▶ **Task details**
Return the lines below that carry the word "microphone".
■ ■ ■ ■ ■ ■ ■
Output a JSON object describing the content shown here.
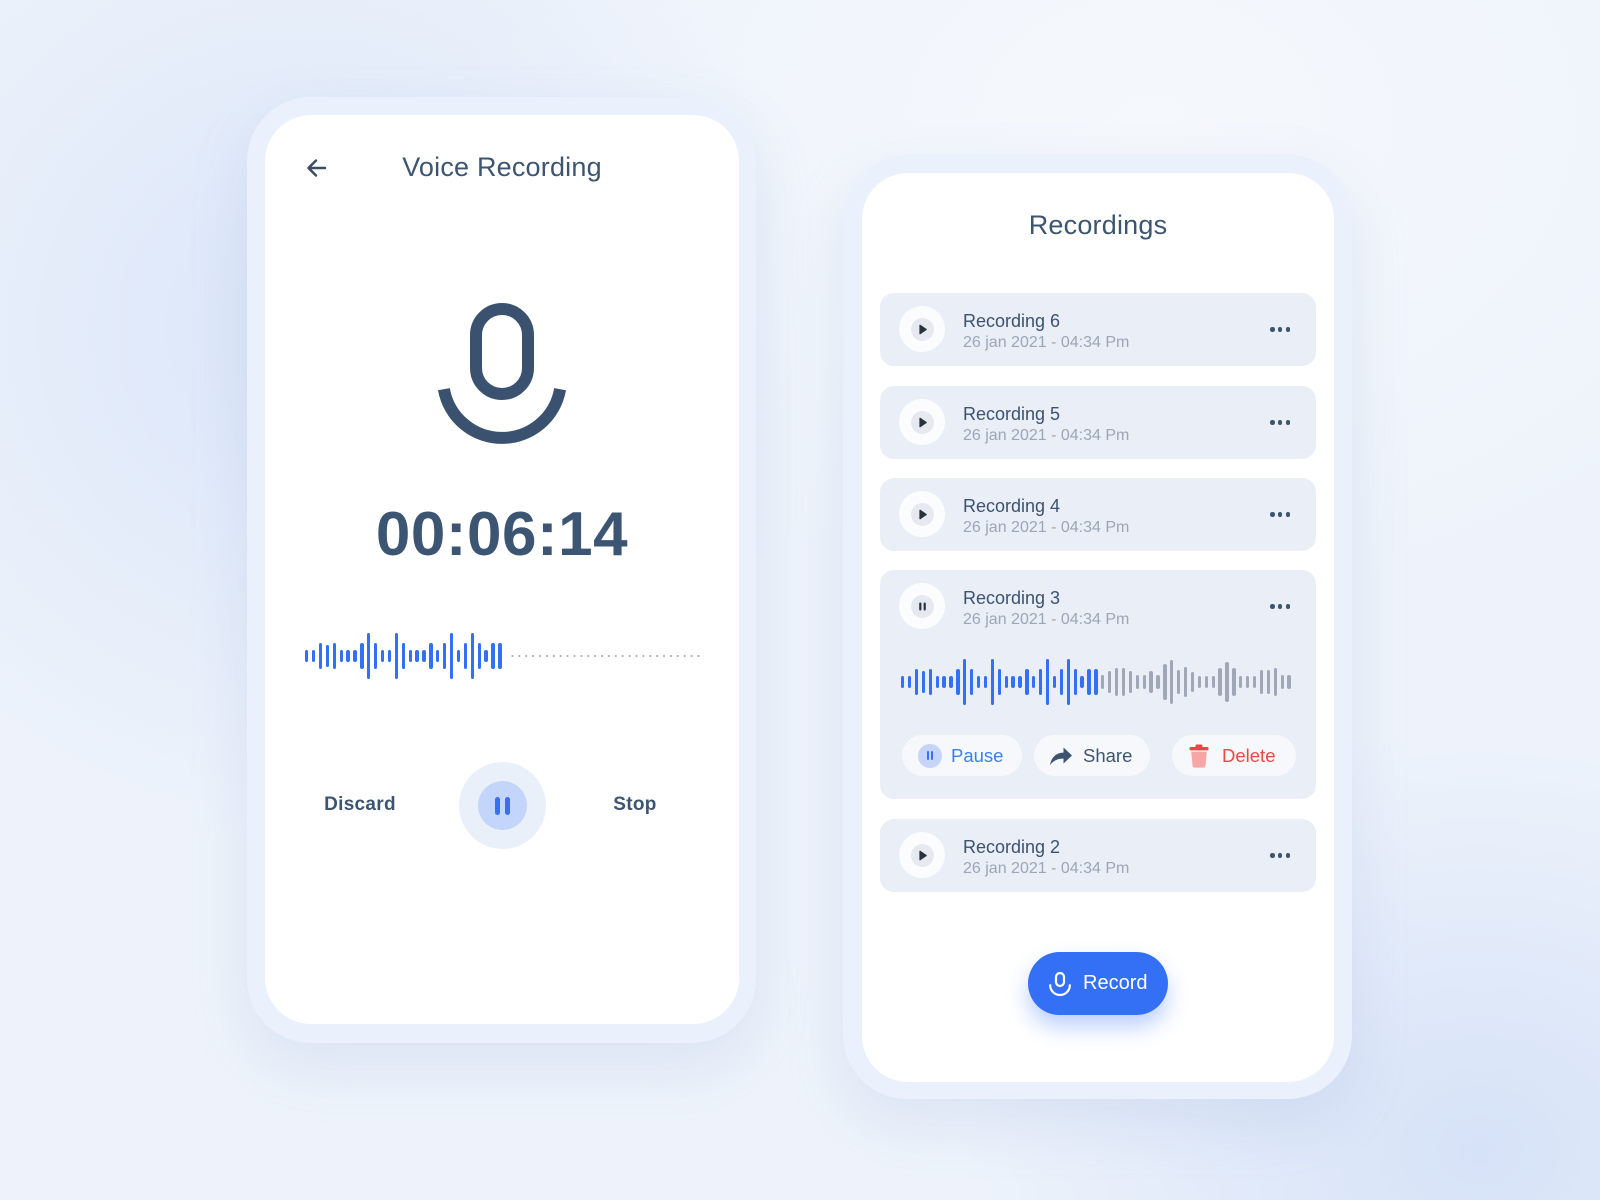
{
  "colors": {
    "accent": "#3370f5",
    "text_primary": "#3b5270",
    "text_secondary": "#9ca6b6",
    "danger": "#f04646",
    "card_background": "#eaeef6",
    "waveform_unplayed": "#a0a7b7"
  },
  "voice_recording_screen": {
    "back_icon": "arrow-left-icon",
    "title": "Voice Recording",
    "mic_icon": "microphone-icon",
    "timer": "00:06:14",
    "waveform": {
      "state": "recording",
      "amplitudes": [
        0.26,
        0.26,
        0.55,
        0.48,
        0.55,
        0.26,
        0.26,
        0.26,
        0.55,
        1.0,
        0.55,
        0.26,
        0.26,
        1.0,
        0.55,
        0.26,
        0.26,
        0.26,
        0.55,
        0.26,
        0.55,
        1.0,
        0.26,
        0.55,
        1.0,
        0.55,
        0.26,
        0.55,
        0.55
      ]
    },
    "controls": {
      "discard_label": "Discard",
      "pause_icon": "pause-icon",
      "stop_label": "Stop"
    }
  },
  "recordings_screen": {
    "title": "Recordings",
    "recordings": [
      {
        "title": "Recording 6",
        "date": "26 jan 2021 - 04:34 Pm",
        "button_icon": "play-icon",
        "more_icon": "more-horizontal-icon",
        "expanded": false
      },
      {
        "title": "Recording 5",
        "date": "26 jan 2021 - 04:34 Pm",
        "button_icon": "play-icon",
        "more_icon": "more-horizontal-icon",
        "expanded": false
      },
      {
        "title": "Recording 4",
        "date": "26 jan 2021 - 04:34 Pm",
        "button_icon": "play-icon",
        "more_icon": "more-horizontal-icon",
        "expanded": false
      },
      {
        "title": "Recording 3",
        "date": "26 jan 2021 - 04:34 Pm",
        "button_icon": "pause-icon",
        "more_icon": "more-horizontal-icon",
        "expanded": true,
        "waveform": {
          "played_amplitudes": [
            0.26,
            0.26,
            0.55,
            0.48,
            0.55,
            0.26,
            0.26,
            0.26,
            0.55,
            1.0,
            0.55,
            0.26,
            0.26,
            1.0,
            0.55,
            0.26,
            0.26,
            0.26,
            0.55,
            0.26,
            0.55,
            1.0,
            0.26,
            0.55,
            1.0,
            0.55,
            0.26,
            0.55,
            0.55
          ],
          "remaining_amplitudes": [
            0.3,
            0.48,
            0.6,
            0.6,
            0.48,
            0.3,
            0.3,
            0.48,
            0.3,
            0.78,
            0.96,
            0.52,
            0.65,
            0.43,
            0.26,
            0.26,
            0.26,
            0.6,
            0.87,
            0.6,
            0.26,
            0.26,
            0.26,
            0.52,
            0.52,
            0.6,
            0.3,
            0.3
          ]
        },
        "actions": [
          {
            "label": "Pause",
            "icon": "pause-icon"
          },
          {
            "label": "Share",
            "icon": "share-icon"
          },
          {
            "label": "Delete",
            "icon": "trash-icon"
          }
        ]
      },
      {
        "title": "Recording 2",
        "date": "26 jan 2021 - 04:34 Pm",
        "button_icon": "play-icon",
        "more_icon": "more-horizontal-icon",
        "expanded": false
      }
    ],
    "record_button": {
      "label": "Record",
      "icon": "microphone-icon"
    }
  }
}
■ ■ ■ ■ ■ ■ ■
▶ **Reply**
    "mic_icon": "microphone-icon",
      "icon": "microphone-icon"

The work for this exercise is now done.